Start of Material provided

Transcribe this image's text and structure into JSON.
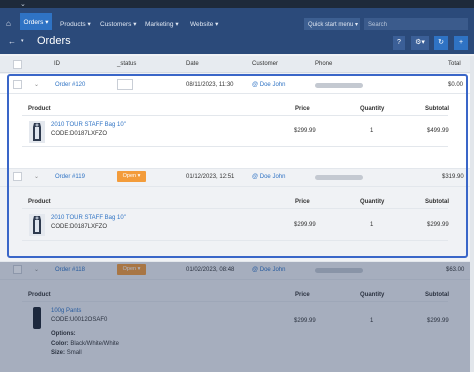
{
  "navbar": {
    "items": [
      "Orders",
      "Products",
      "Customers",
      "Marketing",
      "Website"
    ],
    "quick_start": "Quick start menu",
    "search_placeholder": "Search"
  },
  "page": {
    "title": "Orders"
  },
  "table": {
    "headers": {
      "id": "ID",
      "status": "_status",
      "date": "Date",
      "customer": "Customer",
      "phone": "Phone",
      "total": "Total"
    },
    "orders": [
      {
        "id": "Order #120",
        "status": "",
        "date": "08/11/2023, 11:30",
        "customer": "Doe John",
        "total": "$0.00",
        "sub_headers": {
          "product": "Product",
          "price": "Price",
          "quantity": "Quantity",
          "subtotal": "Subtotal"
        },
        "items": [
          {
            "name": "2010 TOUR STAFF Bag 10\"",
            "code": "CODE:D0187LXFZO",
            "price": "$299.99",
            "quantity": "1",
            "subtotal": "$499.99"
          }
        ]
      },
      {
        "id": "Order #119",
        "status": "Open",
        "date": "01/12/2023, 12:51",
        "customer": "Doe John",
        "total": "$319.90",
        "sub_headers": {
          "product": "Product",
          "price": "Price",
          "quantity": "Quantity",
          "subtotal": "Subtotal"
        },
        "items": [
          {
            "name": "2010 TOUR STAFF Bag 10\"",
            "code": "CODE:D0187LXFZO",
            "price": "$299.99",
            "quantity": "1",
            "subtotal": "$299.99"
          }
        ]
      },
      {
        "id": "Order #118",
        "status": "Open",
        "date": "01/02/2023, 08:48",
        "customer": "Doe John",
        "total": "$63.00",
        "sub_headers": {
          "product": "Product",
          "price": "Price",
          "quantity": "Quantity",
          "subtotal": "Subtotal"
        },
        "items": [
          {
            "name": "100g Pants",
            "code": "CODE:U0012OSAF0",
            "price": "$299.99",
            "quantity": "1",
            "subtotal": "$299.99",
            "options": "Options:",
            "color_label": "Color:",
            "color": "Black/White/White",
            "size_label": "Size:",
            "size": "Small"
          }
        ]
      }
    ]
  }
}
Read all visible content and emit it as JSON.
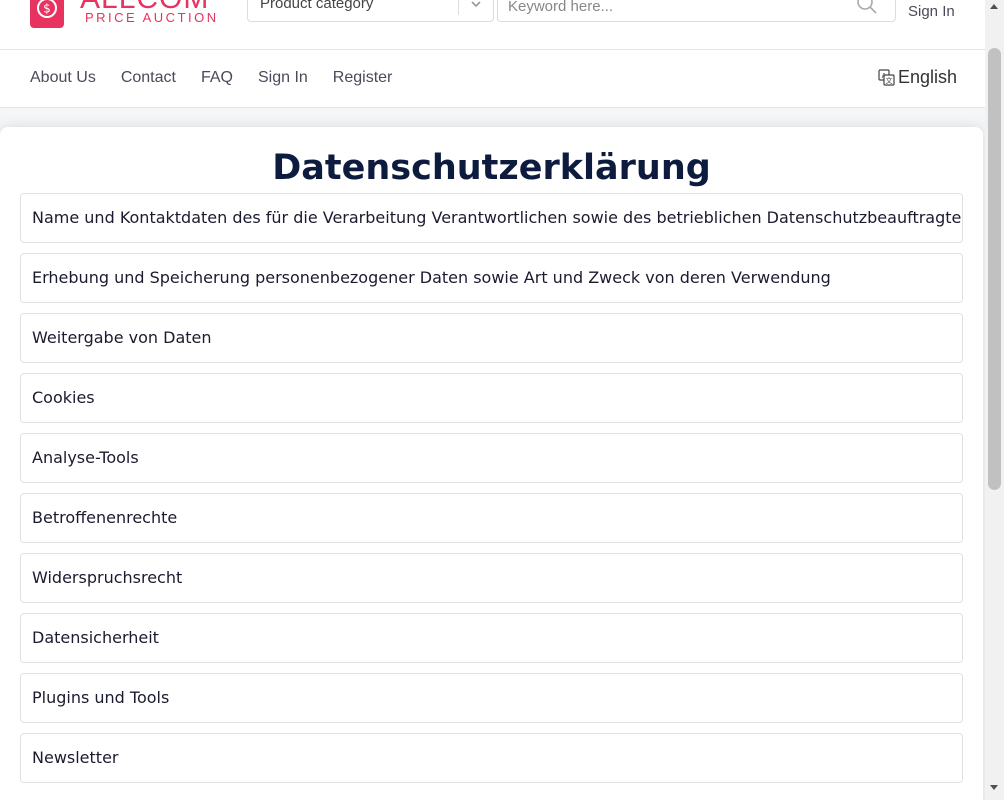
{
  "header": {
    "logo": {
      "brand": "ALLCOM",
      "tagline": "PRICE AUCTION"
    },
    "category_select": {
      "value": "Product category"
    },
    "search": {
      "placeholder": "Keyword here..."
    },
    "sign_in": "Sign In"
  },
  "nav": {
    "links": [
      {
        "label": "About Us"
      },
      {
        "label": "Contact"
      },
      {
        "label": "FAQ"
      },
      {
        "label": "Sign In"
      },
      {
        "label": "Register"
      }
    ],
    "language": "English"
  },
  "main": {
    "title": "Datenschutzerklärung",
    "sections": [
      {
        "label": "Name und Kontaktdaten des für die Verarbeitung Verantwortlichen sowie des betrieblichen Datenschutzbeauftragten"
      },
      {
        "label": "Erhebung und Speicherung personenbezogener Daten sowie Art und Zweck von deren Verwendung"
      },
      {
        "label": "Weitergabe von Daten"
      },
      {
        "label": "Cookies"
      },
      {
        "label": "Analyse-Tools"
      },
      {
        "label": "Betroffenenrechte"
      },
      {
        "label": "Widerspruchsrecht"
      },
      {
        "label": "Datensicherheit"
      },
      {
        "label": "Plugins und Tools"
      },
      {
        "label": "Newsletter"
      }
    ]
  },
  "colors": {
    "brand": "#e8325f",
    "title": "#0d1b3e",
    "text": "#1b1b2f",
    "border": "#dfe1e5"
  },
  "icons": {
    "logo": "dollar-coin-icon",
    "dropdown": "chevron-down-icon",
    "search": "search-icon",
    "language": "translate-icon"
  }
}
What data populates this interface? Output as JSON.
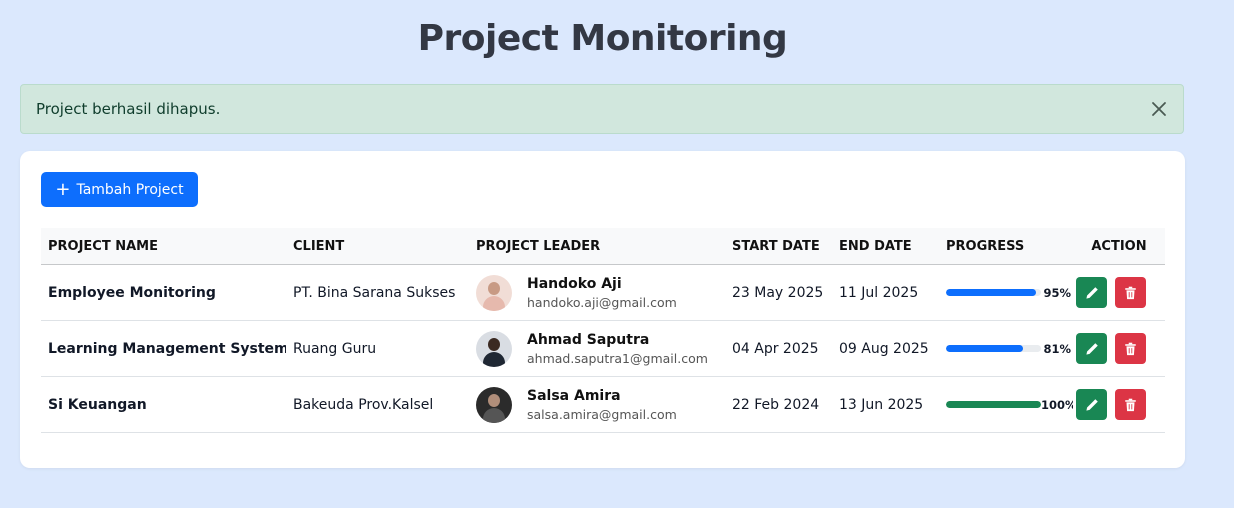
{
  "page": {
    "title": "Project Monitoring"
  },
  "alert": {
    "message": "Project berhasil dihapus.",
    "close_icon": "close-icon"
  },
  "toolbar": {
    "add_label": "Tambah Project",
    "add_icon": "plus-icon"
  },
  "table": {
    "headers": {
      "project_name": "PROJECT NAME",
      "client": "CLIENT",
      "project_leader": "PROJECT LEADER",
      "start_date": "START DATE",
      "end_date": "END DATE",
      "progress": "PROGRESS",
      "action": "ACTION"
    },
    "rows": [
      {
        "project_name": "Employee Monitoring",
        "client": "PT. Bina Sarana Sukses",
        "leader_name": "Handoko Aji",
        "leader_email": "handoko.aji@gmail.com",
        "start_date": "23 May 2025",
        "end_date": "11 Jul 2025",
        "progress": 95,
        "progress_label": "95%",
        "progress_color": "#0d6efd"
      },
      {
        "project_name": "Learning Management System",
        "client": "Ruang Guru",
        "leader_name": "Ahmad Saputra",
        "leader_email": "ahmad.saputra1@gmail.com",
        "start_date": "04 Apr 2025",
        "end_date": "09 Aug 2025",
        "progress": 81,
        "progress_label": "81%",
        "progress_color": "#0d6efd"
      },
      {
        "project_name": "Si Keuangan",
        "client": "Bakeuda Prov.Kalsel",
        "leader_name": "Salsa Amira",
        "leader_email": "salsa.amira@gmail.com",
        "start_date": "22 Feb 2024",
        "end_date": "13 Jun 2025",
        "progress": 100,
        "progress_label": "100%",
        "progress_color": "#198754"
      }
    ]
  },
  "colors": {
    "background": "#dbe8fd",
    "primary": "#0d6efd",
    "success": "#198754",
    "danger": "#dc3545",
    "alert_bg": "#d1e7dd"
  }
}
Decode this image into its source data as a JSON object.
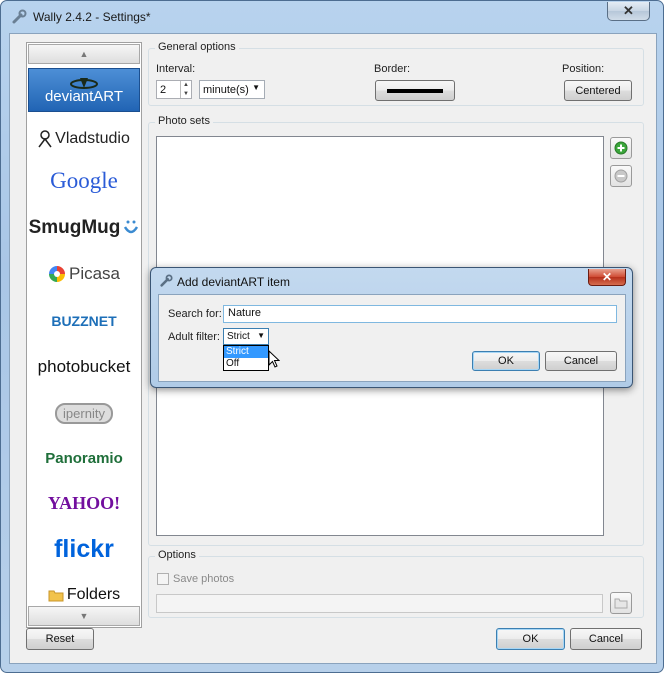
{
  "window": {
    "title": "Wally 2.4.2 - Settings*",
    "close_glyph": "✕"
  },
  "sidebar": {
    "scroll_up_glyph": "▲",
    "scroll_down_glyph": "▼",
    "items": [
      {
        "label": "deviantART",
        "icon": "deviantart-logo",
        "selected": true
      },
      {
        "label": "Vladstudio",
        "icon": "vladstudio-logo"
      },
      {
        "label": "Google",
        "icon": "google-logo"
      },
      {
        "label": "SmugMug",
        "icon": "smugmug-logo"
      },
      {
        "label": "Picasa",
        "icon": "picasa-logo"
      },
      {
        "label": "BUZZNET",
        "icon": "buzznet-logo"
      },
      {
        "label": "photobucket",
        "icon": "photobucket-logo"
      },
      {
        "label": "ipernity",
        "icon": "ipernity-logo"
      },
      {
        "label": "Panoramio",
        "icon": "panoramio-logo"
      },
      {
        "label": "YAHOO!",
        "icon": "yahoo-logo"
      },
      {
        "label": "flickr",
        "icon": "flickr-logo"
      },
      {
        "label": "Folders",
        "icon": "folder-icon"
      }
    ]
  },
  "general": {
    "title": "General options",
    "interval_label": "Interval:",
    "interval_value": "2",
    "interval_unit": "minute(s)",
    "border_label": "Border:",
    "position_label": "Position:",
    "position_value": "Centered"
  },
  "photo_sets": {
    "title": "Photo sets"
  },
  "options": {
    "title": "Options",
    "save_photos_label": "Save photos",
    "save_photos_checked": false
  },
  "footer": {
    "reset_label": "Reset",
    "ok_label": "OK",
    "cancel_label": "Cancel"
  },
  "dialog": {
    "title": "Add deviantART item",
    "close_glyph": "✕",
    "search_label": "Search for:",
    "search_value": "Nature",
    "adult_label": "Adult filter:",
    "adult_value": "Strict",
    "adult_options": [
      "Strict",
      "Off"
    ],
    "ok_label": "OK",
    "cancel_label": "Cancel"
  },
  "colors": {
    "deviantart_green": "#3c4c3a",
    "google_blue": "#2a5bd7",
    "google_red": "#d62d20",
    "google_yellow": "#f1b31c",
    "google_green": "#1a9a3c",
    "flickr_blue": "#0063dc",
    "flickr_pink": "#ff0084",
    "yahoo_purple": "#720e9e",
    "buzznet_blue": "#1d6fb8",
    "add_green": "#3aa63a"
  }
}
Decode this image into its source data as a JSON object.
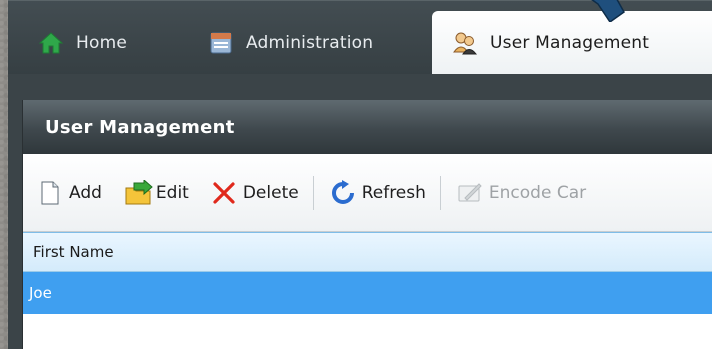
{
  "tabs": [
    {
      "label": "Home",
      "icon": "home-icon"
    },
    {
      "label": "Administration",
      "icon": "administration-icon"
    },
    {
      "label": "User Management",
      "icon": "users-icon",
      "active": true
    }
  ],
  "window": {
    "title": "User Management"
  },
  "toolbar": {
    "add_label": "Add",
    "edit_label": "Edit",
    "delete_label": "Delete",
    "refresh_label": "Refresh",
    "encode_label": "Encode Car"
  },
  "grid": {
    "columns": [
      "First Name"
    ],
    "rows": [
      [
        "Joe"
      ]
    ]
  },
  "colors": {
    "tabbar": "#3b4448",
    "selection": "#3f9ff0",
    "header": "#d4ebfb",
    "home_icon": "#2fa84a",
    "delete_icon": "#e0291c",
    "refresh_icon": "#2b6ccf"
  }
}
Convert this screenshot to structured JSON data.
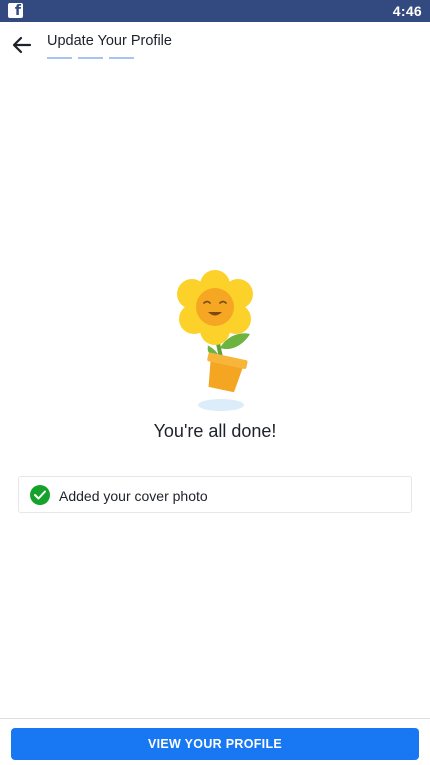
{
  "status_bar": {
    "app_icon": "facebook-icon",
    "time": "4:46",
    "bg_color": "#334a80"
  },
  "header": {
    "back_icon": "back-arrow-icon",
    "title": "Update Your Profile",
    "progress_steps": 3,
    "progress_color": "#a8c4f3"
  },
  "illustration": {
    "icon": "smiling-flower-in-pot-illustration"
  },
  "completion": {
    "title": "You're all done!"
  },
  "completed_items": [
    {
      "icon": "check-circle-icon",
      "label": "Added your cover photo",
      "status_color": "#15a22a"
    }
  ],
  "footer": {
    "cta_label": "VIEW YOUR PROFILE",
    "cta_color": "#1877f2"
  }
}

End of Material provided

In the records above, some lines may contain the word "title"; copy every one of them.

Your solution:
    "title": "Orders"
    "title": "Datenschutzerklärung",
    "title": "#0d1b3e",
    "title": "Project Monitoring"
    "title": "Wally 2.4.2 - Settings*",
    "title": "General options",
    "title": "Photo sets"
    "title": "Options",
    "title": "Add deviantART item",
    "title": "User Management"
    "title": "Update Your Profile",
    "title": "You're all done!"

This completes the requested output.